For Folklore and Evermore, Swift sits atop a mossy cabin, while the new Tortured Poets Department section sees her go full Broadway, reanimated from a slumber by her effervescent backing dancers – dressed as mimes – before album highlight ‘I Can Do It with a Broken Heart’. If there were worries that these three albums may not translate to stadium environments, once again it’s her fans that carry her through. Even the most delicate, intimate tracks – Evermore’s ‘Marjorie’ in particular – are screamed back at her fervently, with little to no disconnect as a result. Though a Swift tour of theatres performing Folklore and Evermore is still an enticing prospect, the songs more than hold their own on this vast scale.

As well as a marvel of songwriting and creativity, The Eras Tour is also astonishing for Swift’s pure stamina. Though she exits the stage for costume changes in between each era, she is rarely out of view for more than a minute at a time across the three-and-a-half hour show, before popping up and gliding her way across the huge stage and walkways again, never letting her voice suffer as a result. A swarm of dancers surround her at all times, inhabiting her past selves excellently: it makes for a brilliant feat of acting as well as live performance.

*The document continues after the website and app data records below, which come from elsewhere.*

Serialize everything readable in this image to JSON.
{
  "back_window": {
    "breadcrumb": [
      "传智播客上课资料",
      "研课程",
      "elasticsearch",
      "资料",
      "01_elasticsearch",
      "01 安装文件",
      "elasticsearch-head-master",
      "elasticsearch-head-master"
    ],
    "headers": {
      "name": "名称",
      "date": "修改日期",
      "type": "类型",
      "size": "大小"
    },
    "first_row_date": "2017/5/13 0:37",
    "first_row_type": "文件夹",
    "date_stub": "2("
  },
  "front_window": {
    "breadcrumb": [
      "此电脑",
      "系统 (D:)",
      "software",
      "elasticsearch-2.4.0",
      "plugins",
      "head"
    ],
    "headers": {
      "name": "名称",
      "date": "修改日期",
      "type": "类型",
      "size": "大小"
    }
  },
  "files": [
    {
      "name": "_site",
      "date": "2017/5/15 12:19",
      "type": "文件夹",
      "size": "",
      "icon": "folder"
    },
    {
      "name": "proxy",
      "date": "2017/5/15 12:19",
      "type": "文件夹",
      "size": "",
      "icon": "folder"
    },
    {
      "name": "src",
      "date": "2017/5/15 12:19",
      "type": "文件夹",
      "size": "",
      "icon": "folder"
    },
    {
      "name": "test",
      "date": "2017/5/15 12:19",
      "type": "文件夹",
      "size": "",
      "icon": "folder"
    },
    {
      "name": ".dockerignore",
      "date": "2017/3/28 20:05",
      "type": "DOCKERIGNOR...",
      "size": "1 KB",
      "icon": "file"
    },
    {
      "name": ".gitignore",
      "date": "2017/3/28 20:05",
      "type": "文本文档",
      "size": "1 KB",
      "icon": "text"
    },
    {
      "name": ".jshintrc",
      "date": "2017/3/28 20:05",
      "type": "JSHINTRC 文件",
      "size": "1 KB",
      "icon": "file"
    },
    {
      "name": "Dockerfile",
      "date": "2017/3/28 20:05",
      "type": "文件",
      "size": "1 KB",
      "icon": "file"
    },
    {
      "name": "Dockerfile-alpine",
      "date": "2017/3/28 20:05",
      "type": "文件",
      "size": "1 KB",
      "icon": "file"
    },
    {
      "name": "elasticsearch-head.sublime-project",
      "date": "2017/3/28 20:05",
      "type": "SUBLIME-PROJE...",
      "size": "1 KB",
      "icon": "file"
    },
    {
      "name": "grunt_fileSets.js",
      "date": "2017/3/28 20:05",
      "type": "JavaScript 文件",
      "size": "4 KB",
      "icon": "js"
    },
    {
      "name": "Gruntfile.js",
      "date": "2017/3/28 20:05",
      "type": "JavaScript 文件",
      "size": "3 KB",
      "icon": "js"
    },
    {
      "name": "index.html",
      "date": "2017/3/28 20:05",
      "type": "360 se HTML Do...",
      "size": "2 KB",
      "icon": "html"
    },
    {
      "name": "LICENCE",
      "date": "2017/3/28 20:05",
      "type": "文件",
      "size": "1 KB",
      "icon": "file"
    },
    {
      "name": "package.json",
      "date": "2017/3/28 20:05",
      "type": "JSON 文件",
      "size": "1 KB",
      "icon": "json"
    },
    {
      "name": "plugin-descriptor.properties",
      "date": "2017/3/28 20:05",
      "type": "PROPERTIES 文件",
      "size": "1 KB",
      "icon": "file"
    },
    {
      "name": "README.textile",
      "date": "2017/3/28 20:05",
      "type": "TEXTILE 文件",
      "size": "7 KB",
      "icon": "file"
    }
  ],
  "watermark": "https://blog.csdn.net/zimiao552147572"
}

Taylor Swift
Taylor Swift performing at London’s Wembley Stadium on June 21, 2024 (Picture: Aaron Parsons for Rolling Stone UK)

While the tour traverses all eras of Swift’s career, her more recent albums are given far more airtime. The set begins with a five-track trip through 2019’s Lover (the album she couldn’t tour due to the pandemic), and ends with 13 tracks across 2022’s Midnights and The Tortured Poets Department. While all are rapturously received, it does occasionally make for slightly uneven pacing. The resurgent hit ‘Cruel Summer’ anchors the first section of the set, but the show’s emotional apex arrives a little early with 1989’s hit-packed run of ‘Style’, ‘Blank Space’ and ‘Shake It Off’ over an hour before she finally exits the stage. Though there aren’t many casual Swift fans in attendance at all, there’s a slight sense that they may be waning in the drawn out final two eras.

By design, very little about The Eras Tour is casual though. No artist alive has the ability to dive so deep into their own lore and pull it off on such a massive scale. With countless easter eggs, a wonderful and warming culture of outfit creation, and stage production on a scale rarely seen, the tour is a cultural behemoth just like Swift. It’s hard to tell yet whether these shows will mark the end of Swift’s imperial, ubiquitous phase, but whether she retreats into the shadows now or not, this will surely go down as the apex of her startling career.